The Course Transformation Project in the history department is hosting a series of lunch workshops for faculty and graduate students. This week’s theme is: History and its New Pedagogues. This workshop turns its attention to learning history and how we can bring some of the insights from the last session on participatory learning into the unique and demanding discipline in which we are trained and in which we work. The workshop will meet Friday, October 18 in GAR 1.122 at noon.


They’ll start with Lendol Calder’s short article, “Uncoverage: Toward a Signature Pedagogy for the History Survey” (available here). Faculty and graduate students (regardless of your particular field) are encouraged to participate. RSVP to Jessica Luther.

Announcement: Two Not-to-Miss Talks This Friday

Happy almost-end-of-semester!  While we know all the students and faculty out there are probably up to their gills in paper writing and grading, we recommend taking a break from the madness this Friday, December 7, to attend one (or both!) of these great talks.

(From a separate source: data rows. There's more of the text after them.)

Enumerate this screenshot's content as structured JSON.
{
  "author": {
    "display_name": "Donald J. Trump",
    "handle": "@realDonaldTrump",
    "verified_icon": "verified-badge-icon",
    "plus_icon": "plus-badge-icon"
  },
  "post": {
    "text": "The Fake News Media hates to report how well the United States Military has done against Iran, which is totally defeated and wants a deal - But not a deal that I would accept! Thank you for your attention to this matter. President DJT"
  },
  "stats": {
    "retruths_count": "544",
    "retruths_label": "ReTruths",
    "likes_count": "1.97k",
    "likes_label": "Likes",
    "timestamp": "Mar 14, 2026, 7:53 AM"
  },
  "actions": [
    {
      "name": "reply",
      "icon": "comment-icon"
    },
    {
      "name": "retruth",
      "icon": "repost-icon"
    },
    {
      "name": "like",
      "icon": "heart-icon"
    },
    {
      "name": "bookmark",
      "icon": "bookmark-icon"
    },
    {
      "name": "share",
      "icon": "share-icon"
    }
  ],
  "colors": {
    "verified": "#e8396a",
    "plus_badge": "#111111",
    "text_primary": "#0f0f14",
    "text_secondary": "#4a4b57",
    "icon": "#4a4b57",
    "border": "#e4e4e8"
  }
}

For more information on Christopher Newfield’s talk, see here.


For further details on Avery Gordon’s talk, see here.